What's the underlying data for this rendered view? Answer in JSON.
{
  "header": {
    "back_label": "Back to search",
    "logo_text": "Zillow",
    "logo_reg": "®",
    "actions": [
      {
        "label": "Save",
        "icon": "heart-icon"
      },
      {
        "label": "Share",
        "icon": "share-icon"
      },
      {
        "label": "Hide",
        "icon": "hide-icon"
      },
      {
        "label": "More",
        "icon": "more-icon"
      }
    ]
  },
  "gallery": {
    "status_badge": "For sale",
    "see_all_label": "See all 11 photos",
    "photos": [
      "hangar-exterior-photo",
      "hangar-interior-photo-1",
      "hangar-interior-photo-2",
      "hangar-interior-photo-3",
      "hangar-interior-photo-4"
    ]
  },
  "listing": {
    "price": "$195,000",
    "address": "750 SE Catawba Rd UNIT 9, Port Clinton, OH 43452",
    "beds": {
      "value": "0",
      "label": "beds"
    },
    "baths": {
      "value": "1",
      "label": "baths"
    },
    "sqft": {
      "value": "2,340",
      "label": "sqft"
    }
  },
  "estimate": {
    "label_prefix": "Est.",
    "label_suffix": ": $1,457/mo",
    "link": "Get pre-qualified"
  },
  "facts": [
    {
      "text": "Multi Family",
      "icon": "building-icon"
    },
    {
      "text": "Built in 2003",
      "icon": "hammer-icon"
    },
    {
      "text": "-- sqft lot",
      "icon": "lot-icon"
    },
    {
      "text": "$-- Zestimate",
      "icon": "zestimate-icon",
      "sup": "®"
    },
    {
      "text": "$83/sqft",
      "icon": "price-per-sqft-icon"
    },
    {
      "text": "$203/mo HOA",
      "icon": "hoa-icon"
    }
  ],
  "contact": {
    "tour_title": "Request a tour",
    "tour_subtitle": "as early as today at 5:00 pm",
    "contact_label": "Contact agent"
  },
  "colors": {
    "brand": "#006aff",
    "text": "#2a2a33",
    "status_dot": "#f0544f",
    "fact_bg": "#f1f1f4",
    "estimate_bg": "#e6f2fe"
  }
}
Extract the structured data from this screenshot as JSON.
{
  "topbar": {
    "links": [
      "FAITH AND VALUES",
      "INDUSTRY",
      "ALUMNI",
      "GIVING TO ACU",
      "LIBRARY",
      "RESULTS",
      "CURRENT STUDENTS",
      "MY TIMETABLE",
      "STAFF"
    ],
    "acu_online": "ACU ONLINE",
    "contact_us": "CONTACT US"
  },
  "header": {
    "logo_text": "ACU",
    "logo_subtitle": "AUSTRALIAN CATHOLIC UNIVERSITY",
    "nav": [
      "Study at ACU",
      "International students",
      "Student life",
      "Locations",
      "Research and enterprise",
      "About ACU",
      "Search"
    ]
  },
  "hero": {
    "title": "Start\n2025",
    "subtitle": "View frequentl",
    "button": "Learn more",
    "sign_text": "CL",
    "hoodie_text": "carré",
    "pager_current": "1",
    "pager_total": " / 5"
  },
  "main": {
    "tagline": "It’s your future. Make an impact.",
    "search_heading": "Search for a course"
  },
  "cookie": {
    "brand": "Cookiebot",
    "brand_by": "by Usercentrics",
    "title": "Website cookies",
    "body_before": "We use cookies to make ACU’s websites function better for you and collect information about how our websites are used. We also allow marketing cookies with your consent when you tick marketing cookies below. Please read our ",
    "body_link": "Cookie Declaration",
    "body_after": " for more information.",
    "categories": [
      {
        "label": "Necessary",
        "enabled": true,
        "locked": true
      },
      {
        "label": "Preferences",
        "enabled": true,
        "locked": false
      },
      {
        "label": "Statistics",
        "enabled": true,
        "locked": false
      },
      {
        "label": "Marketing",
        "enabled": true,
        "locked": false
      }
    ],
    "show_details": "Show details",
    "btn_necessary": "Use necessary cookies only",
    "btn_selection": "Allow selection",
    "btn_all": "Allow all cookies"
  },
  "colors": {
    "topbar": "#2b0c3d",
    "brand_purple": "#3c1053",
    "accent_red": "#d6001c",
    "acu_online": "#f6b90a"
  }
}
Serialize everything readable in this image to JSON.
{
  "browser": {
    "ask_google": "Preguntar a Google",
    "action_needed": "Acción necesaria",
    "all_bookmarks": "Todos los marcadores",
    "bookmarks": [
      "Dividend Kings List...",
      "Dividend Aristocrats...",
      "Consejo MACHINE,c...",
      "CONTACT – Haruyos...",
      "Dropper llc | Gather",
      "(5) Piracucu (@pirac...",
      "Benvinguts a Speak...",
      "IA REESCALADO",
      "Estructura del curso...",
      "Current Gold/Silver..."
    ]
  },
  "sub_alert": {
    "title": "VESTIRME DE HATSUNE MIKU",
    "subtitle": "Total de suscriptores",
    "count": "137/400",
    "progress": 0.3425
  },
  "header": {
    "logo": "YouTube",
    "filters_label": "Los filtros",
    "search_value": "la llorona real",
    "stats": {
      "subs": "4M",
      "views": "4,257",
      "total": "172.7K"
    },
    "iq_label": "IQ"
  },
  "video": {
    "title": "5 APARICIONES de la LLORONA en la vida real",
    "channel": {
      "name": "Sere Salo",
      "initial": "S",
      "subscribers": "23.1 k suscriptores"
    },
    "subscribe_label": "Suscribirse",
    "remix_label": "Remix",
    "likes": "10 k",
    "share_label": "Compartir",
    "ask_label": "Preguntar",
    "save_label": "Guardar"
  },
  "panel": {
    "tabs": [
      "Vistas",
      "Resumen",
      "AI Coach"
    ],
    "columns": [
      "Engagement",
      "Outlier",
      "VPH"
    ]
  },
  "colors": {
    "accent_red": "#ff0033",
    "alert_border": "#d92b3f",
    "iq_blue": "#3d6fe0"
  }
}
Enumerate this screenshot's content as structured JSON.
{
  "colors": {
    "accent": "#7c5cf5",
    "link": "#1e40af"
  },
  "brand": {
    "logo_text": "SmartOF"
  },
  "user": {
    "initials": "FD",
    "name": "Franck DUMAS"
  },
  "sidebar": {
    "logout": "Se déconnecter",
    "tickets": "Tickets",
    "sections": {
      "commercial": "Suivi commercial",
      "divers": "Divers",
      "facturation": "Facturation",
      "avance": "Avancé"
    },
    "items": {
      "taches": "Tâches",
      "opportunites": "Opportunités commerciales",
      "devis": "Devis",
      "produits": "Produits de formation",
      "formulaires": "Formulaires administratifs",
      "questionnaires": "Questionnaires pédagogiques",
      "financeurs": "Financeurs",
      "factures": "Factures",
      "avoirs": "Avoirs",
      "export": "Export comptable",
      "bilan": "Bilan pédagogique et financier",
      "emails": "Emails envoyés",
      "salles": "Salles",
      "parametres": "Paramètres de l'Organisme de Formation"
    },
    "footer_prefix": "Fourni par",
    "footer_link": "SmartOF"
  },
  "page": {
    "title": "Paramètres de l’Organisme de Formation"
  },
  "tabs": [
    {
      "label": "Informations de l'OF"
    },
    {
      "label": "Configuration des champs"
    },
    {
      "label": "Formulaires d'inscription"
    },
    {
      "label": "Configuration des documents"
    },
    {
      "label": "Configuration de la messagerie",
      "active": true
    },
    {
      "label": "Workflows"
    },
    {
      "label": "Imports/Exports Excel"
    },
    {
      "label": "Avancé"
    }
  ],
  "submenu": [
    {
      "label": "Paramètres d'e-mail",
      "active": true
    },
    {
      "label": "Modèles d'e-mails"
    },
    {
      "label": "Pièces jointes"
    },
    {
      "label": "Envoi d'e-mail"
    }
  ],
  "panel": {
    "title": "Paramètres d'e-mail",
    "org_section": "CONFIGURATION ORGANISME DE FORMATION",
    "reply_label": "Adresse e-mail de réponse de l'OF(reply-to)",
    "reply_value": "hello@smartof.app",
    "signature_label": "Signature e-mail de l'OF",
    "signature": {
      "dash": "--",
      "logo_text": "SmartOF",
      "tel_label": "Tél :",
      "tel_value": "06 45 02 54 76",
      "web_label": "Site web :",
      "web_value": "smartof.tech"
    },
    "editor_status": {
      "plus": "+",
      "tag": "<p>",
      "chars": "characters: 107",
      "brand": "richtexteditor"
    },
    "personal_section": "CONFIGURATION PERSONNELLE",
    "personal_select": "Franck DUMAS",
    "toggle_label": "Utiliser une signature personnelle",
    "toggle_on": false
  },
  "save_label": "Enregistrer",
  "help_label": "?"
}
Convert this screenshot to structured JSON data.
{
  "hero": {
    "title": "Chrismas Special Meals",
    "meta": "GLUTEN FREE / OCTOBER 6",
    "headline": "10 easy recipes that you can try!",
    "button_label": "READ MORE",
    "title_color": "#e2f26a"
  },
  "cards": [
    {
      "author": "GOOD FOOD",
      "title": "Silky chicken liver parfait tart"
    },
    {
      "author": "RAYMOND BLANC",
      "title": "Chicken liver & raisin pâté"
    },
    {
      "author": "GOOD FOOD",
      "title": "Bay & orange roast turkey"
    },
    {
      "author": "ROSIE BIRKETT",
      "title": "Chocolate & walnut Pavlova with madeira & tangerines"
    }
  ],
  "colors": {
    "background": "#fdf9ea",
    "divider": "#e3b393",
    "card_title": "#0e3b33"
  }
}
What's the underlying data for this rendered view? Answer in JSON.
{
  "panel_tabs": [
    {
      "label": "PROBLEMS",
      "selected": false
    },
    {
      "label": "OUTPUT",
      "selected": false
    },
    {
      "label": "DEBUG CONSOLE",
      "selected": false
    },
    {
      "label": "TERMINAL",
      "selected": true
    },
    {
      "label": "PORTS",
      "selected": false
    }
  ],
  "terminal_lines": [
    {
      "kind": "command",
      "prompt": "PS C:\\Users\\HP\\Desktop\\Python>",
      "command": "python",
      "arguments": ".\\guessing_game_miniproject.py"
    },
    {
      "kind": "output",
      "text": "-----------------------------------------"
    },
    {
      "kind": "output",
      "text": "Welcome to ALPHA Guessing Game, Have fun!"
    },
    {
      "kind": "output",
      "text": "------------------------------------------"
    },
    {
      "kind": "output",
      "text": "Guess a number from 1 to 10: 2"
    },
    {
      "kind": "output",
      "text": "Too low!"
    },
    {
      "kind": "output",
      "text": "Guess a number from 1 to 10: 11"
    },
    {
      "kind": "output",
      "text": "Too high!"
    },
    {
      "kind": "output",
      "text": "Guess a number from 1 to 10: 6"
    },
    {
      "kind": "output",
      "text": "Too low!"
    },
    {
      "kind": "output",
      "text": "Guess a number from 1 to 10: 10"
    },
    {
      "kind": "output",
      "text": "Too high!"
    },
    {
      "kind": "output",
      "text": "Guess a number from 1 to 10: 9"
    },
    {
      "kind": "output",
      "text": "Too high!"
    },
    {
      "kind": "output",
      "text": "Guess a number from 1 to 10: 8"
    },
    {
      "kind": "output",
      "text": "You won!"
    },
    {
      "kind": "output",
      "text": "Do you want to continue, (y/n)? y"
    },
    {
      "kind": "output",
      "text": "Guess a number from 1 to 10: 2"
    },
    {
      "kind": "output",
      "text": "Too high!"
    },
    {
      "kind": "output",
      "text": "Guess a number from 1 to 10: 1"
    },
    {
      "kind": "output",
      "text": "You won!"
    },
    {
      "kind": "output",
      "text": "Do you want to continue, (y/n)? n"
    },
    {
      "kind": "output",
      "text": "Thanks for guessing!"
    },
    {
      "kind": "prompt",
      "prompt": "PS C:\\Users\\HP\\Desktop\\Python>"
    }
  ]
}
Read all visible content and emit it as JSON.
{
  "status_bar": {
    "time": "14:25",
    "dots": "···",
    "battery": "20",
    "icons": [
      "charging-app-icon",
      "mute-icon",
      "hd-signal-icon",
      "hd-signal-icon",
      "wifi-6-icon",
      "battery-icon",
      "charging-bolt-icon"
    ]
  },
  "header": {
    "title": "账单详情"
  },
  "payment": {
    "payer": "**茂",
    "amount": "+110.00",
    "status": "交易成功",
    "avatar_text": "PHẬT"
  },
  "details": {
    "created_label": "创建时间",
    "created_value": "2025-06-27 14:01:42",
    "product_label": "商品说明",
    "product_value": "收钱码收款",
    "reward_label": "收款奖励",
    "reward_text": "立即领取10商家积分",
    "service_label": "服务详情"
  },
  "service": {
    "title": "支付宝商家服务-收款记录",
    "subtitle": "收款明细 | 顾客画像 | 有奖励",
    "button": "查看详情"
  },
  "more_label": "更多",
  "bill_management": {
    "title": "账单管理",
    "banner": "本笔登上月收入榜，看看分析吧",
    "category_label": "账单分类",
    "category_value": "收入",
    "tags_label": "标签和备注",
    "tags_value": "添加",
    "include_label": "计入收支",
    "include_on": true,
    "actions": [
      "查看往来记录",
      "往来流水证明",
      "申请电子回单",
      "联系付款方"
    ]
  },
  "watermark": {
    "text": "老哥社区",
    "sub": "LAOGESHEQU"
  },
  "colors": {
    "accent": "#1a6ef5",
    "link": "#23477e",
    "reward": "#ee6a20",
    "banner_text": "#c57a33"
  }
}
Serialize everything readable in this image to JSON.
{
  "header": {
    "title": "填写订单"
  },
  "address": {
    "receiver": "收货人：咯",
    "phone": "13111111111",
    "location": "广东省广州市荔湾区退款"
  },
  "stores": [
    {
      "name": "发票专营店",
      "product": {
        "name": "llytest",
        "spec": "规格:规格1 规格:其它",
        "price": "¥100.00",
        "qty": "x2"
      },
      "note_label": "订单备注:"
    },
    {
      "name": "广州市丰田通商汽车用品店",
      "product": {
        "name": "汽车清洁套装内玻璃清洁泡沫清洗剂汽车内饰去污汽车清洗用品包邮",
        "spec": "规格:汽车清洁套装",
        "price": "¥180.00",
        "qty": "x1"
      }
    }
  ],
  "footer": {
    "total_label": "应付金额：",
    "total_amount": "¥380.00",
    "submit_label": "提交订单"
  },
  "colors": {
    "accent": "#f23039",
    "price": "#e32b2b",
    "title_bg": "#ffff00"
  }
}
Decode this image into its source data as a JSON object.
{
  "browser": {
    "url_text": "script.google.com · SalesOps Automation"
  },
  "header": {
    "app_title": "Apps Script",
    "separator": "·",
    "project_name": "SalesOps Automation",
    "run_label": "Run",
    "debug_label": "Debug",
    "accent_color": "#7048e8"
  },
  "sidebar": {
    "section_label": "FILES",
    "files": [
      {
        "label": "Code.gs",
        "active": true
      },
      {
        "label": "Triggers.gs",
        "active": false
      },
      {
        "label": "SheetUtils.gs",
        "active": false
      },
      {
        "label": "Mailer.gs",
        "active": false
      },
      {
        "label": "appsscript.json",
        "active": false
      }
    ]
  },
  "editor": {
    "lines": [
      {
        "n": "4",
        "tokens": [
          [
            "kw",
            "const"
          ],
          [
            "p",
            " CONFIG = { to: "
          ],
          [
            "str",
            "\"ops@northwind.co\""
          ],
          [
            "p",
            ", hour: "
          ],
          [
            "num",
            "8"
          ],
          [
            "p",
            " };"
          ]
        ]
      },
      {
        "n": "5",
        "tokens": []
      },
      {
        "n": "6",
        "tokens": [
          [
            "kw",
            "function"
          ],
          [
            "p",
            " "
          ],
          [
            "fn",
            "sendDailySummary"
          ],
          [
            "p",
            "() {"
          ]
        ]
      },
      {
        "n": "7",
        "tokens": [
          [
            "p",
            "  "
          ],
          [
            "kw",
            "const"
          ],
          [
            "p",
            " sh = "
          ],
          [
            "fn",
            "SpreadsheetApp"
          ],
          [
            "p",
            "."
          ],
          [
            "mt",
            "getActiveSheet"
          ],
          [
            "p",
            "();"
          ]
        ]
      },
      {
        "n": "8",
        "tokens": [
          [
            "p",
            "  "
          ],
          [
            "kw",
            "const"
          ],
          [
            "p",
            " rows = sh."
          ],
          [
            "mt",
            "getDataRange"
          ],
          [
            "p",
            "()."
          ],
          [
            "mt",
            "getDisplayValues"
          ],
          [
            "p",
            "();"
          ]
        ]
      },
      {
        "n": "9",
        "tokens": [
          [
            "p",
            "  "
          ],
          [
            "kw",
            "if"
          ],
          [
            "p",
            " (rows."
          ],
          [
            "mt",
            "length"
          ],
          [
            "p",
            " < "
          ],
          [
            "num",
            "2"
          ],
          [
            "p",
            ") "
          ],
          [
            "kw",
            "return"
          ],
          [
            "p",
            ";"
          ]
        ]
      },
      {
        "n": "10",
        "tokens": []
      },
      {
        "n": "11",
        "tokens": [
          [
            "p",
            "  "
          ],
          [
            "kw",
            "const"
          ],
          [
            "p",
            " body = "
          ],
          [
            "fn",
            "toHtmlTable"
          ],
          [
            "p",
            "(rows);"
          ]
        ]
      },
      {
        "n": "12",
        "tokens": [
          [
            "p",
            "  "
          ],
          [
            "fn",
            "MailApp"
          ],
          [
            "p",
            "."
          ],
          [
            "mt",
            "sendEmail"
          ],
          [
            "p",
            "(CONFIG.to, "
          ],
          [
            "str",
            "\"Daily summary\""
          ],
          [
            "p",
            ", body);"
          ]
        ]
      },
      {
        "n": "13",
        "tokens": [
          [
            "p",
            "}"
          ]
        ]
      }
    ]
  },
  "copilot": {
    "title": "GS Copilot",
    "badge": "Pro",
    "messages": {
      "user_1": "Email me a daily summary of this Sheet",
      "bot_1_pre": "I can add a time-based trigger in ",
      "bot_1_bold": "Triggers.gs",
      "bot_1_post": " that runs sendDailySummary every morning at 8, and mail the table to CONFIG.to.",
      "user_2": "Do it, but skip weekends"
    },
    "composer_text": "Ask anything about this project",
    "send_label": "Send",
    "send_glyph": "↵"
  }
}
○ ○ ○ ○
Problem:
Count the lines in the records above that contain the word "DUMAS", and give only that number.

Answer for the task:
2